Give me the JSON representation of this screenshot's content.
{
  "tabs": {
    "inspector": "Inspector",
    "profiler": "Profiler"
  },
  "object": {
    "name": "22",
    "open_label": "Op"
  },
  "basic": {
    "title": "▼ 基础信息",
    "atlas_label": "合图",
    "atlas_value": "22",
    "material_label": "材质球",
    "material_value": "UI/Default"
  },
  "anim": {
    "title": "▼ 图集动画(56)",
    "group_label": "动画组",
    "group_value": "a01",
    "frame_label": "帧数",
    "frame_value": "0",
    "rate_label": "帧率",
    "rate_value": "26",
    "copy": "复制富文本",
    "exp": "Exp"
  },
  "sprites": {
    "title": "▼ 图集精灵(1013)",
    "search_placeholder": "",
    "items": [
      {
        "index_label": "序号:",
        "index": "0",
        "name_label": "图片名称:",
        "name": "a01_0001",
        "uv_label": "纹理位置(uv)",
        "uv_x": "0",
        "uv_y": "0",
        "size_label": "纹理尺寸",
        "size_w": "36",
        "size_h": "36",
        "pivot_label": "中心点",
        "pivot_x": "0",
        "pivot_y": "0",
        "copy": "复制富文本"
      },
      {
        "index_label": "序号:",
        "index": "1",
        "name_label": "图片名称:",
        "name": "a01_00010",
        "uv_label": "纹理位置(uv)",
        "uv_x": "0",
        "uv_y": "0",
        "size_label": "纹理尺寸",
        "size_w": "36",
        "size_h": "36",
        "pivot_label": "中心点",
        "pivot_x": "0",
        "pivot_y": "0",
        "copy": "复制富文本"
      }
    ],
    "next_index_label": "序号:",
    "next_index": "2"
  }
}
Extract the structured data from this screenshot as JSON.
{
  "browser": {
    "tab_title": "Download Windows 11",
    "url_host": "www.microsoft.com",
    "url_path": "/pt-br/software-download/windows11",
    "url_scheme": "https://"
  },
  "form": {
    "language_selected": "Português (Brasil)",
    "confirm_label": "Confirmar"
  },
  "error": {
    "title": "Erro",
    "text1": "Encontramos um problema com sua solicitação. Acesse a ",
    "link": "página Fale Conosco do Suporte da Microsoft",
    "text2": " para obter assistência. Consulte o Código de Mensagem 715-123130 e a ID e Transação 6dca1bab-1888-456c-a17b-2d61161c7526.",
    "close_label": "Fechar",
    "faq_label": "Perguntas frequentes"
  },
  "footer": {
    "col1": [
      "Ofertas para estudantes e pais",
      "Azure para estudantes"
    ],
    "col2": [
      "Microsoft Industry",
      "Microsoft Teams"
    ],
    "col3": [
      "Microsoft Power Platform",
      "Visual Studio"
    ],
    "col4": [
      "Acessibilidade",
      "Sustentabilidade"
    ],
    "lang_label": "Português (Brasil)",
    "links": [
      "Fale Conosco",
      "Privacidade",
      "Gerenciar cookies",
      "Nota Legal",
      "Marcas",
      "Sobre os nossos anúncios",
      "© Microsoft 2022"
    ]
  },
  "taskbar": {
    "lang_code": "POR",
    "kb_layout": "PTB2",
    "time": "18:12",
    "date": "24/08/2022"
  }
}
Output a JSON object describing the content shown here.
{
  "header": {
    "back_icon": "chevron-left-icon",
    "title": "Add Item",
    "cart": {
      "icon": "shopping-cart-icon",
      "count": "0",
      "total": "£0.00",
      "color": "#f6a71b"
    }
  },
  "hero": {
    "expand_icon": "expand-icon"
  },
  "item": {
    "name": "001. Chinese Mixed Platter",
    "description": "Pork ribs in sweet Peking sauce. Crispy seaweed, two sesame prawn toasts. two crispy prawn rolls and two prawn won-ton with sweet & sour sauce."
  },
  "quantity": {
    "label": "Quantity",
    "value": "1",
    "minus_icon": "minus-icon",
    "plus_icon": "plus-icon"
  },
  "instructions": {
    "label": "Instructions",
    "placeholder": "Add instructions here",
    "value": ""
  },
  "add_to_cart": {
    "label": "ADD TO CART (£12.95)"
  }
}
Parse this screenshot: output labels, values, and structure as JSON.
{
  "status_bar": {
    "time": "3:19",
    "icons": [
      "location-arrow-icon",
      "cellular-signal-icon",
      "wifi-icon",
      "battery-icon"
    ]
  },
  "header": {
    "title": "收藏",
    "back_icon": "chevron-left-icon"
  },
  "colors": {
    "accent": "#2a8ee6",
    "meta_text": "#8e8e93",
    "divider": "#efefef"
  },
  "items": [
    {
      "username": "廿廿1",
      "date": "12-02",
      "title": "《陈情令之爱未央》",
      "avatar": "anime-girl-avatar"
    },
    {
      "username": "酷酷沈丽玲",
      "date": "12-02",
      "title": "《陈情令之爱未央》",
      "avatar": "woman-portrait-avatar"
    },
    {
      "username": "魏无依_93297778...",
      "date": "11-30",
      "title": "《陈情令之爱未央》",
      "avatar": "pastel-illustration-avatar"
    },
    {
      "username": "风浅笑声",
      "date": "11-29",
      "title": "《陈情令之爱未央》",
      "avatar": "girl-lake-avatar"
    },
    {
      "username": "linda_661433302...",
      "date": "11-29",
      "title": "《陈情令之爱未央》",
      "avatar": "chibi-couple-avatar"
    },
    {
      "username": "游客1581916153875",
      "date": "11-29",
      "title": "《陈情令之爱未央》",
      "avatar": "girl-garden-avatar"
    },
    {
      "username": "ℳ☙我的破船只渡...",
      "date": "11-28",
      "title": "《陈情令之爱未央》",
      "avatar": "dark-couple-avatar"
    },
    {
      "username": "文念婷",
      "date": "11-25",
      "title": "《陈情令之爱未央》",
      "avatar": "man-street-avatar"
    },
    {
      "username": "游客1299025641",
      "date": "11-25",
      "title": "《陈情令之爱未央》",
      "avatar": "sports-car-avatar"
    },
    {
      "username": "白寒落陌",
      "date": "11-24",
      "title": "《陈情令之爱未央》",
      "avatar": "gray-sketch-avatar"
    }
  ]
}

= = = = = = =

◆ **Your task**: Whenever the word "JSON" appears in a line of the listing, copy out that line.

◆ **Expected answer**:
Give me the JSON representation of this screenshot's content.
Extract the structured data from this screenshot as JSON.
Output a JSON object describing the content shown here.
Parse this screenshot: output labels, values, and structure as JSON.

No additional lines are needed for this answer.